Go over the records and copy every line with the string "chưa".

[App and web page records]
*** Block opens ***

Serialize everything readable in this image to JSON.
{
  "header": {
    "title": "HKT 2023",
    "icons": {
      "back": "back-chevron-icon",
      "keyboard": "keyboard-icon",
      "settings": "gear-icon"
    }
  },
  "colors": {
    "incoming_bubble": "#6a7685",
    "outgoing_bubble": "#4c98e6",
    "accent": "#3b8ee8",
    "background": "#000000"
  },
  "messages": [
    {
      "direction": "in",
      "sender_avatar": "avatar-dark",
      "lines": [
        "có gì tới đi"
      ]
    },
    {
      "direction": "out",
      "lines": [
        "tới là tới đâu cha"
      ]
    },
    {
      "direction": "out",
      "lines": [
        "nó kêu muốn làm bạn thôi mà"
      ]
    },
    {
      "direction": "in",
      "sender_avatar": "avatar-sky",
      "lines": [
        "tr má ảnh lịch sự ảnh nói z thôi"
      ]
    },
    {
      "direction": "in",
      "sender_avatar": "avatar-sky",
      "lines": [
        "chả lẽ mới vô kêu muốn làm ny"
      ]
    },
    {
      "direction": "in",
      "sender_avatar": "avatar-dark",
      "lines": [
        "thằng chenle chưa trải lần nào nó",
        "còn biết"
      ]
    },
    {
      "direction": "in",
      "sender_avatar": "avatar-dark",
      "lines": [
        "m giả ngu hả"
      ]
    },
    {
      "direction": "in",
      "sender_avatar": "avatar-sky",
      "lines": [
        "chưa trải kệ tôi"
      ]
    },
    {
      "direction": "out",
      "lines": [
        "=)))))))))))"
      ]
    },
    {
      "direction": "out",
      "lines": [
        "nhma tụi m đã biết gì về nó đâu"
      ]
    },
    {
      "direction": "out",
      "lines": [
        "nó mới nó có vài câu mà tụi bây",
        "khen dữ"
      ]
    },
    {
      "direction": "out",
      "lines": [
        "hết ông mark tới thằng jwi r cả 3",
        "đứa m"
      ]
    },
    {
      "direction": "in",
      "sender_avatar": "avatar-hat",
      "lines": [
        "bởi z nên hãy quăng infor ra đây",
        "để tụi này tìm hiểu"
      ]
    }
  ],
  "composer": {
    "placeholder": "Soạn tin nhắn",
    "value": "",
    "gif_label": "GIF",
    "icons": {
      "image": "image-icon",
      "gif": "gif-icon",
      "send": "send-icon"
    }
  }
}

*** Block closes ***

## [EXERCISE RESULT]
        "thằng chenle chưa trải lần nào nó",
        "chưa trải kệ tôi"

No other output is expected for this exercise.